  • Adam

    Agreed! Ford having territory, falcon and focus assembly here will only help Ford AUs adapt to changing local conditions…

    It’s amazing to think that Ford AUS has never had any major exports programs for falcon or territory like Holden and Toyota do, yet manages to do as much as they do…

    There was even a rumour going around when territory was released that Holden could figure out how Ford AUS could produce such a vehicle for such a relatively small volume!

    I wonder if you took Toyota and Holdens exports away who would actually be the healthier local producer?

  • Neddy Smith

    They will die if they don’t get their act together and stop dishing up badly designed cars that are not fuel efficient, of bad quality, poor resale value, costly to repair.

    Why buy Australian?

  • Neddy Smith

    By the way I drive a European brand – which is cheaper to service and repair than my 2000 Holden Commodore.

    • Dave

      that must be the exception to the rule

  • Roy

    I operate a small fleet of Australian built motor vehicles (all Falcons – 2 utes and one sedan). Two pertol and one dedicated LPG. Most running is highway and the petrol cars return around 10 litres per 100 k’s regularly like clockwork. A 4 cylinder buzz bomb might do about 7 litres per 100. If petrol averages $1.20 per litre that equates to a petrol saving of $3.60 per hundred or $360 per 10000 kilometres. If I tried to do with say a Jumbuck for example what I do with the Falcon utes I would have to travel at least an extra 50% further. How would that save me money? Anyway it is worth a few bucks per week to protect Aussie jobs, Aussie traditions and Aussie made products. Anyone who drives imported cars is not a true Australian patriot. God help us if Aussie made cars vanish. I pray for the industry’s survival. One thing that really irks me are the farmers and manufacturers who bleat about cheap Chinese imports costing jobs and profits but they drive imported cars. What hypocrites.

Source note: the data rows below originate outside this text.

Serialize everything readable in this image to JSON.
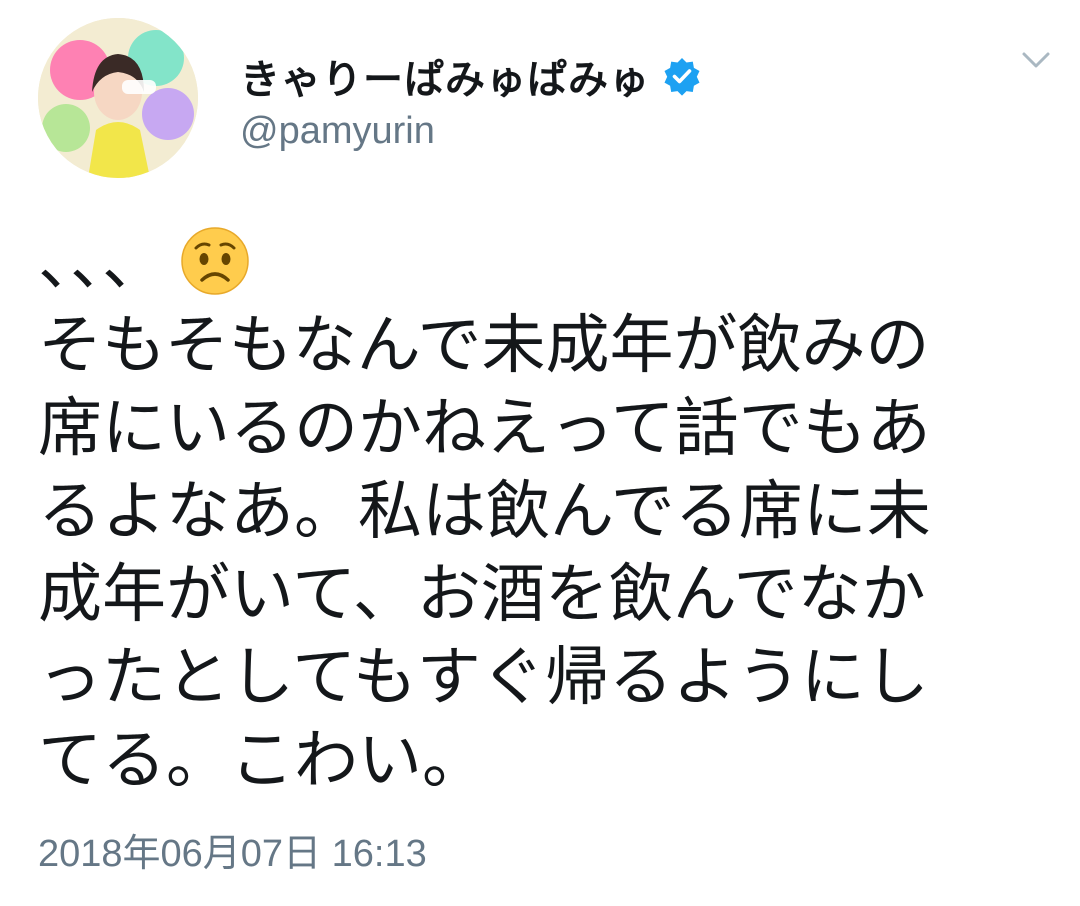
{
  "user": {
    "display_name": "きゃりーぱみゅぱみゅ",
    "handle": "@pamyurin",
    "verified": true,
    "avatar_icon": "profile-photo"
  },
  "tweet": {
    "emoji_icon": "worried-face-emoji",
    "lines": [
      "、、、",
      "そもそもなんで未成年が飲みの",
      "席にいるのかねえって話でもあ",
      "るよなあ。私は飲んでる席に未",
      "成年がいて、お酒を飲んでなか",
      "ったとしてもすぐ帰るようにし",
      "てる。こわい。"
    ],
    "timestamp": "2018年06月07日 16:13"
  },
  "colors": {
    "text": "#14171a",
    "secondary_text": "#657786",
    "verified_badge": "#1da1f2",
    "chevron": "#aab8c2"
  }
}
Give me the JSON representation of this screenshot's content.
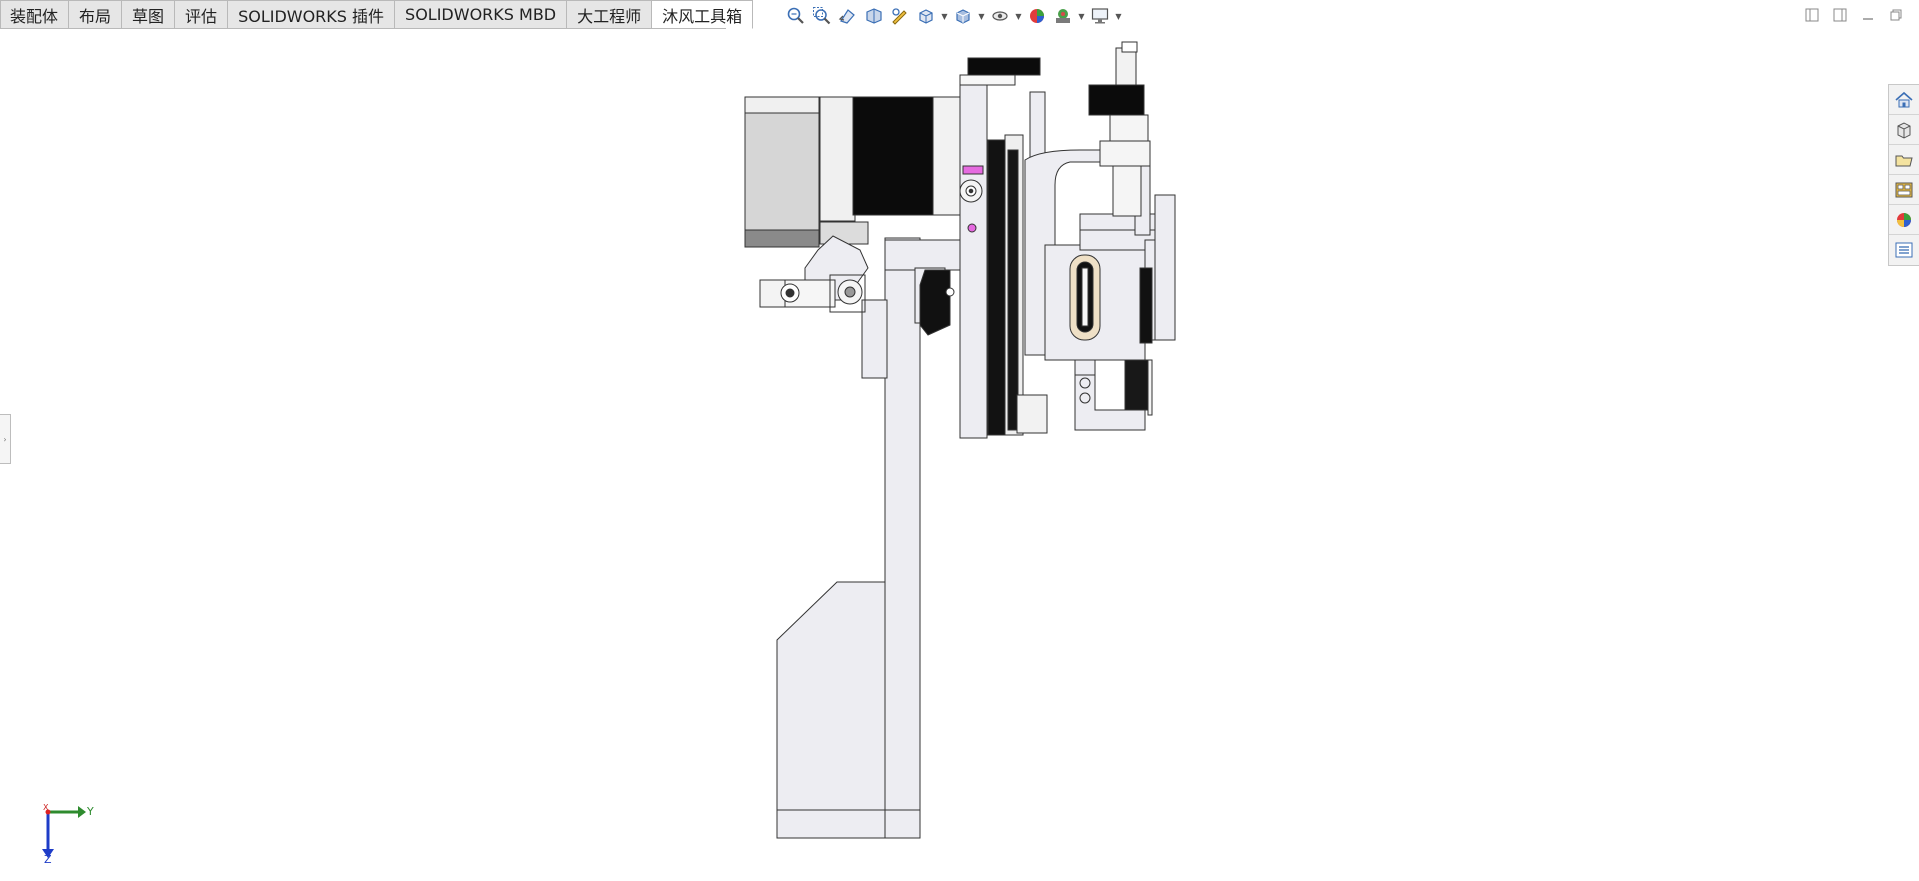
{
  "tabs": [
    {
      "label": "装配体",
      "active": false
    },
    {
      "label": "布局",
      "active": false
    },
    {
      "label": "草图",
      "active": false
    },
    {
      "label": "评估",
      "active": false
    },
    {
      "label": "SOLIDWORKS 插件",
      "active": false
    },
    {
      "label": "SOLIDWORKS MBD",
      "active": false
    },
    {
      "label": "大工程师",
      "active": false
    },
    {
      "label": "沐风工具箱",
      "active": true
    }
  ],
  "hud_icons": [
    "zoom-to-fit-icon",
    "zoom-to-area-icon",
    "previous-view-icon",
    "section-view-icon",
    "dynamic-annotation-icon",
    "view-orientation-icon",
    "display-style-icon",
    "hide-show-items-icon",
    "edit-appearance-icon",
    "apply-scene-icon",
    "view-settings-icon"
  ],
  "taskpane_icons": [
    "solidworks-resources-icon",
    "design-library-icon",
    "file-explorer-icon",
    "view-palette-icon",
    "appearances-icon",
    "custom-properties-icon"
  ],
  "triad": {
    "y_label": "Y",
    "z_label": "Z",
    "x_label": "X"
  },
  "colors": {
    "tab_bg": "#e6e6e6",
    "tab_active": "#ffffff",
    "part_fill": "#ededf2",
    "part_edge": "#333333",
    "accent_pink": "#e56ae0",
    "y_axis": "#2e8b2e",
    "z_axis": "#1e3cc8"
  }
}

  • Al Juraj

    Maybe MIVEC will cure 380 sales woes. It’s sold in the US as the Galant, but it has MIVEC back there. Why can’t Mitsu OZ feature that in their midsizer?

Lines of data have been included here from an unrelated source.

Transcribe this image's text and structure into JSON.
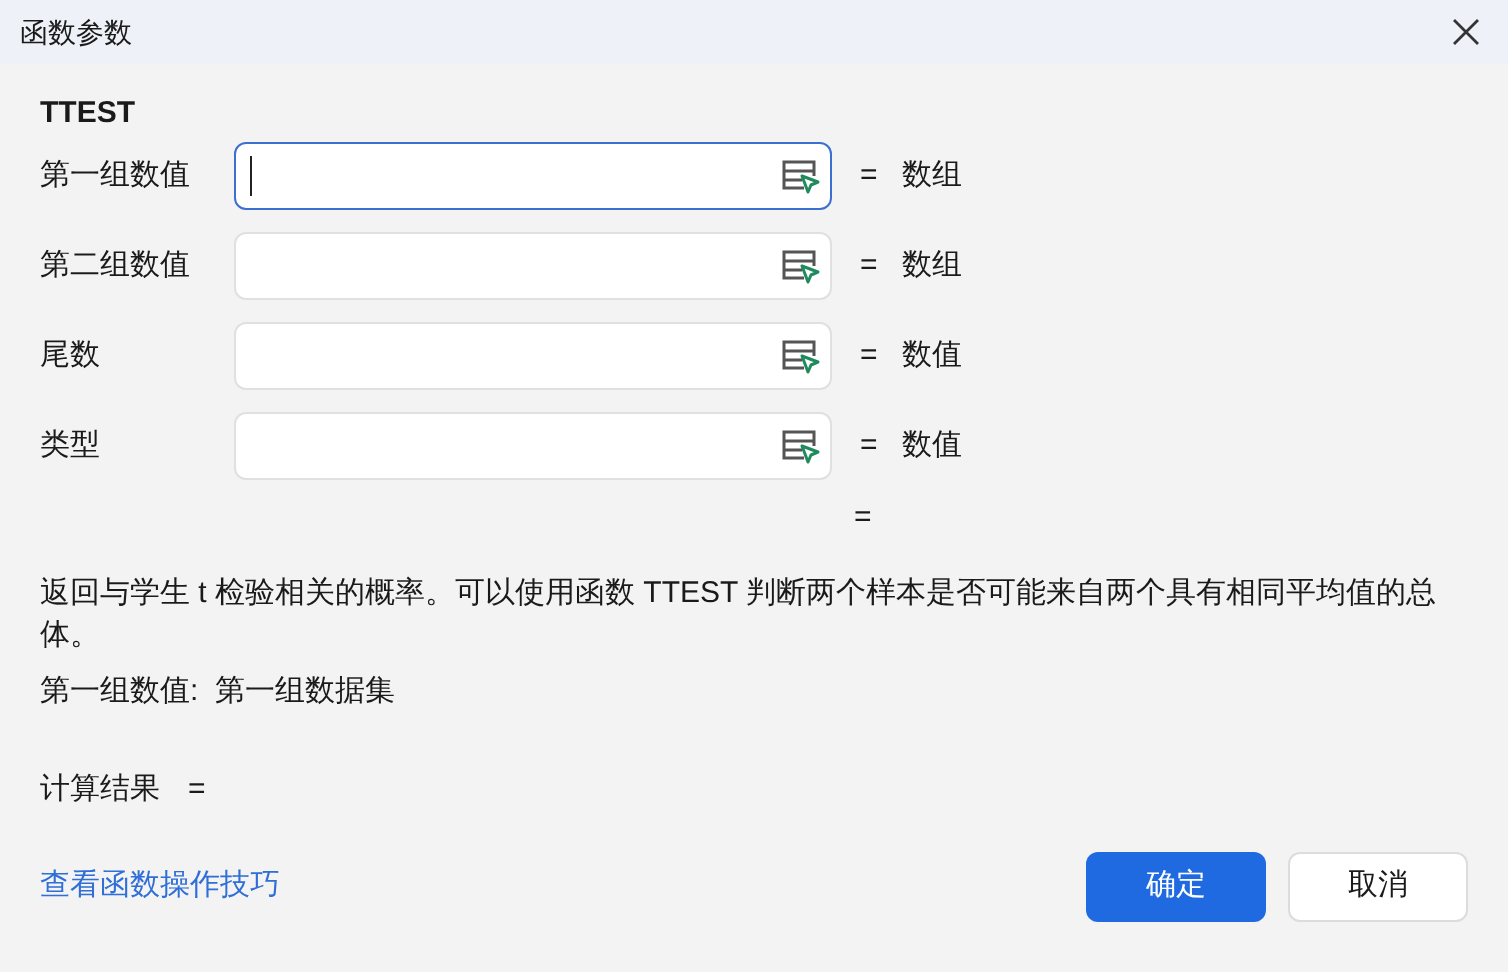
{
  "window": {
    "title": "函数参数"
  },
  "function_name": "TTEST",
  "arguments": [
    {
      "label": "第一组数值",
      "focused": true,
      "equals": "=",
      "result": "数组"
    },
    {
      "label": "第二组数值",
      "focused": false,
      "equals": "=",
      "result": "数组"
    },
    {
      "label": "尾数",
      "focused": false,
      "equals": "=",
      "result": "数值"
    },
    {
      "label": "类型",
      "focused": false,
      "equals": "=",
      "result": "数值"
    }
  ],
  "function_equals": "=",
  "description": "返回与学生 t 检验相关的概率。可以使用函数 TTEST 判断两个样本是否可能来自两个具有相同平均值的总体。",
  "argument_help": "第一组数值:  第一组数据集",
  "calculation_result": {
    "label": "计算结果",
    "equals": "="
  },
  "help_link": "查看函数操作技巧",
  "buttons": [
    {
      "label": "确定",
      "kind": "primary"
    },
    {
      "label": "取消",
      "kind": "secondary"
    }
  ]
}
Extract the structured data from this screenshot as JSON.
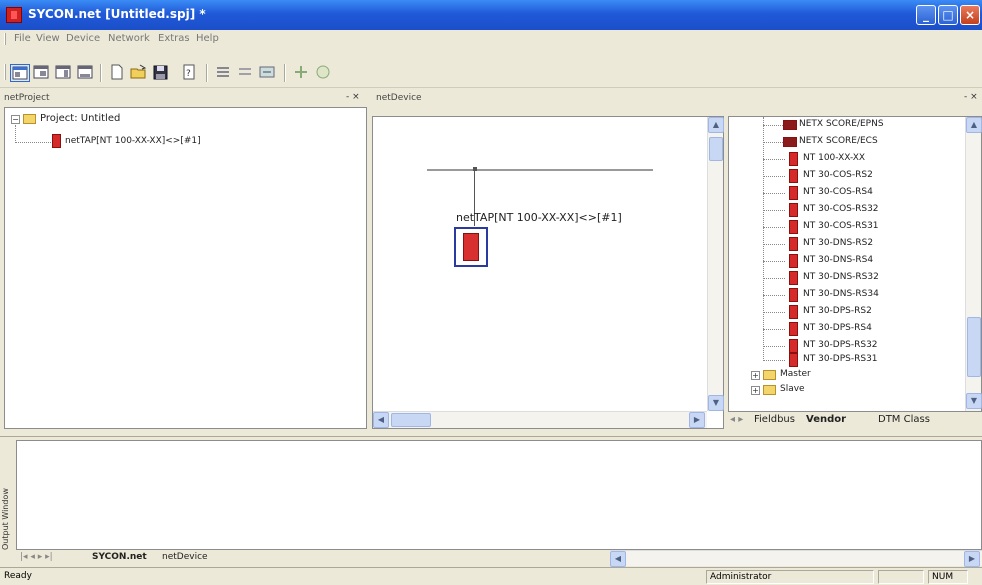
{
  "window": {
    "title": "SYCON.net  [Untitled.spj] *",
    "buttons": {
      "minimize": "_",
      "maximize": "□",
      "close": "×"
    }
  },
  "menu": {
    "items": [
      "File",
      "View",
      "Device",
      "Network",
      "Extras",
      "Help"
    ]
  },
  "toolbar": {
    "buttons": [
      "view-project-icon",
      "view-device-icon",
      "view-catalog-icon",
      "view-output-icon",
      "new-icon",
      "open-icon",
      "save-icon",
      "print-icon",
      "align-icon",
      "grid-icon",
      "network-icon",
      "help-icon",
      "about-icon"
    ]
  },
  "project_pane": {
    "title": "netProject",
    "controls": "- ×",
    "tree": {
      "root": "Project: Untitled",
      "child": "netTAP[NT 100-XX-XX]<>[#1]"
    }
  },
  "device_pane": {
    "title": "netDevice",
    "device_label": "netTAP[NT 100-XX-XX]<>[#1]"
  },
  "catalog": {
    "items": [
      "NETX SCORE/EPNS",
      "NETX SCORE/ECS",
      "NT 100-XX-XX",
      "NT 30-COS-RS2",
      "NT 30-COS-RS4",
      "NT 30-COS-RS32",
      "NT 30-COS-RS31",
      "NT 30-DNS-RS2",
      "NT 30-DNS-RS4",
      "NT 30-DNS-RS32",
      "NT 30-DNS-RS34",
      "NT 30-DPS-RS2",
      "NT 30-DPS-RS4",
      "NT 30-DPS-RS32",
      "NT 30-DPS-RS31"
    ],
    "folders": [
      "Master",
      "Slave"
    ],
    "tabs": [
      "Fieldbus",
      "Vendor",
      "DTM Class"
    ],
    "active_tab": "Vendor"
  },
  "output": {
    "side_label": "Output Window",
    "tabs": [
      "SYCON.net",
      "netDevice"
    ],
    "active_tab": "SYCON.net"
  },
  "status": {
    "left": "Ready",
    "user": "Administrator",
    "mode": "NUM"
  }
}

    The new Falcon looks promising and may well head for the States as a replacement for the Crown Victoria. The Commodore has already been exported to China as Buicks, and in America as the Pontiac G8 soon.

    I really don’t think that despite all financial crises, these makers will stop manufacturing here. Australia does care for its people and has pride in everything that is made here and brought worldwide. Many may argue about Holden’s true nationality, but one thing’s for sure – there are still Aussie jobs generated by this company.

    Ford OZ, on the other hand, has its own independent designs. The Barra DOHC 4.0 in the Falcon is their own and is not available in American models. The control blade independent rear suspension is also unique downunder. The current Mustang still has the SOHC V6 that used to power Falcons up to the AU, as well as a primitive live axle rear chassis setup. Finally, the Territory is a true Australian, and could have actually been proxied for the Explorer.

    Despite the layoff, I believe they’re on the right track. Once they scrap those 4-speed autos and improve on reliability, they can possibly come to the top again. They’ve gotten the recipe for exterior design and handling right anyway.

  • Me.

    Hope fully not all Australian cars will leave the contry. I think the Dog and Lemon Guide person must be japanese that hates Australian cars or something.
    No offense, sorry!

  • Peter Schuback

    Holden a name that every person thinks is Australian , I brought three new Holdens thinking that I was createing jobs for Australians , I found out after buying them that not one of them is manufactured in Australia , Is that false and misleading advertising and should manufactures of all imported products have to inform the Australian public where the products they are buying are manufactured .